This past week, I sat down one-on-one with the Chair of a CEO Peer Group in which I’ve been a member for the past two years. I was speaking to her about our growth, and she asked me, “Why is Growth Important to Kenway?” And for about one minute, I was stumped. I honestly didn’t have a ready-made answer. Growth’s importance to Kenway is not to increase revenues, or to hire more people, or to diversify our client base or even to create opportunities for promotion by going from a smaller company to a larger company. Sure, those are all great outcomes, but they are not the things upon which we base our success. So, as I sat there dumbfounded without an answer, she asked a follow-up question, “You have always said that you started the company for which you always wanted to work, why is growth important for that company?” Then, it hit me.
I started Kenway Consulting because I believed there was an alternative to what I was seeing in the consulting landscape. I felt there was a way to focus on delivery, and let sales and growth be by-products of being good and spreading the word. I felt there was a way to focus on always doing right, even if that meant dips in revenue, believing that in the long run, growth would result from the integrity and good will that permeated. I felt there was a way to hire and retain talented personnel by focusing less on corporate goals, and more on the unique personal and professional goals of each employee. These were the attributes of the company for which I always wanted to work.

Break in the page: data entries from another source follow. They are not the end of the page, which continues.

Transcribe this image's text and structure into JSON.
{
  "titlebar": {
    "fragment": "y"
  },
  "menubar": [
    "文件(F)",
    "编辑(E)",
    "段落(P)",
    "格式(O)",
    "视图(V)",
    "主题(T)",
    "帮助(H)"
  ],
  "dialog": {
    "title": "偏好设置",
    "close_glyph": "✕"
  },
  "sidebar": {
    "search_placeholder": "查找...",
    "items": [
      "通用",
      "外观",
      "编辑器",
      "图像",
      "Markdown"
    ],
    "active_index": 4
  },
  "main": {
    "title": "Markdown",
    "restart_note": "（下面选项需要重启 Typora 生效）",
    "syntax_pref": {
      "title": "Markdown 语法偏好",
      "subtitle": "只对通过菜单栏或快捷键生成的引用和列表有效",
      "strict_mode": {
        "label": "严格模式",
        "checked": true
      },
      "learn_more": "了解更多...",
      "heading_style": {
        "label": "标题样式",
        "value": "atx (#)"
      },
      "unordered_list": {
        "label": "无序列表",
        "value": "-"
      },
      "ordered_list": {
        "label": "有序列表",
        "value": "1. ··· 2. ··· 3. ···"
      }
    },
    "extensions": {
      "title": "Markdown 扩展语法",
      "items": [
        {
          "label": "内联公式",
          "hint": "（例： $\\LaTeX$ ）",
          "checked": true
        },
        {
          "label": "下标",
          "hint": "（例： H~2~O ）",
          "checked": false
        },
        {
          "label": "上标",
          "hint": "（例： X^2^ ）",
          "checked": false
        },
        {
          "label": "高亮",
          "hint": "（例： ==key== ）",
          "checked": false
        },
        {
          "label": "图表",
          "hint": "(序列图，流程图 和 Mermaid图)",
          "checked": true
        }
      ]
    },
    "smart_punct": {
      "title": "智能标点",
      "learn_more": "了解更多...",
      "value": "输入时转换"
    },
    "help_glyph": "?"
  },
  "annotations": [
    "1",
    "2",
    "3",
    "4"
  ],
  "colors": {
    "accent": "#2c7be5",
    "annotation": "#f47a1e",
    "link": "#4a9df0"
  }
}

So what is the case for growth? To me, there are still far too many companies that get burned by consulting firms who over-promise and under-deliver. There are far too many consulting firms who sell services to their clients that, frankly, aren’t needed. And there are far too many great employees out there who work for these consulting firms, and day dream about the company for whom they always wanted to work, and might not believe exists. This is our case for growth. To spread the word to the people who may be a fit at Kenway. And to spread the word to companies who could benefit from what we provide. It is my belief that we have barely scratched the surface on both camps.
So, back to my one-on-one last week, my answer was an impassioned stream of consciousness focused on the sadness I felt for the companies that got burned in the past ten years going with the over-sellers and under-deliverers, and for the many good people who work for the companies doing the over-selling. Mix all that with a little “woe is me” that Kenway isn’t winning the business and hiring these people, and it brought me to my case for growth. And here it is:
Kenway needs to grow as a moral imperative. We need to grow because it is the right thing to do: for the companies with whom we do business and the people we hire. The case is as simple as that.